Excerpts from an interface dataset:
######

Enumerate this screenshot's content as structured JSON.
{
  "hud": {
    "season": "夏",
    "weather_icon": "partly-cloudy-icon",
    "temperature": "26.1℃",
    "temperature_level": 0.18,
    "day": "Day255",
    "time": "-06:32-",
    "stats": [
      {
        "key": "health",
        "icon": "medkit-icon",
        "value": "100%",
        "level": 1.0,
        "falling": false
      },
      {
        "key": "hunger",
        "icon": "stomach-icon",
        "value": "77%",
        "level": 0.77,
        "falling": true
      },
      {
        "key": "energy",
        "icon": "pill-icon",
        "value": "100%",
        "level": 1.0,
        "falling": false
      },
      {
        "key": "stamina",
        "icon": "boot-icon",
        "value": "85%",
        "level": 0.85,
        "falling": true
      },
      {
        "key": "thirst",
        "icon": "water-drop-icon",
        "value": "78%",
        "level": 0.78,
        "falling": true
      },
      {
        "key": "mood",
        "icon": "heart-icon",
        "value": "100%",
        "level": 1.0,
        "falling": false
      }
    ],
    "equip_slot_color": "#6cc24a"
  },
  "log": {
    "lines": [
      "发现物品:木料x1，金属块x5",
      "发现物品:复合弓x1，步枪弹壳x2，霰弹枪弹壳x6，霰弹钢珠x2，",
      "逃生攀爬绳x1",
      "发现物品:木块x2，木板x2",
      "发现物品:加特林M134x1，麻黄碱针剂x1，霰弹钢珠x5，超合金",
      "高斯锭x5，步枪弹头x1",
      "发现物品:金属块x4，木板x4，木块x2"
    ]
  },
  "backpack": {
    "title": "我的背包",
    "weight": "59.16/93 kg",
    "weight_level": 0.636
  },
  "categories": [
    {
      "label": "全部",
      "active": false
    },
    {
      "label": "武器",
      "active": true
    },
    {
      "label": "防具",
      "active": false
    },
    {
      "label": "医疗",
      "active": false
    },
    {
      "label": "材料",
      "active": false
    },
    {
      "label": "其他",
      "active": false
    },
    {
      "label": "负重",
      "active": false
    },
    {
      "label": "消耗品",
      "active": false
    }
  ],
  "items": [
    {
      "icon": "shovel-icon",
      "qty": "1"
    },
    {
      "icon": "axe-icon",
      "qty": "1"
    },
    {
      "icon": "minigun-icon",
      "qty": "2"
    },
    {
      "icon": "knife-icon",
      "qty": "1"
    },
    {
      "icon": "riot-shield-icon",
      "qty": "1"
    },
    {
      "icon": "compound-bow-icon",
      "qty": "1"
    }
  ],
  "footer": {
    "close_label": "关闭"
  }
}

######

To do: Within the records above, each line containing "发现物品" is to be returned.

Result below:
      "发现物品:木料x1，金属块x5",
      "发现物品:复合弓x1，步枪弹壳x2，霰弹枪弹壳x6，霰弹钢珠x2，",
      "发现物品:木块x2，木板x2",
      "发现物品:加特林M134x1，麻黄碱针剂x1，霰弹钢珠x5，超合金",
      "发现物品:金属块x4，木板x4，木块x2"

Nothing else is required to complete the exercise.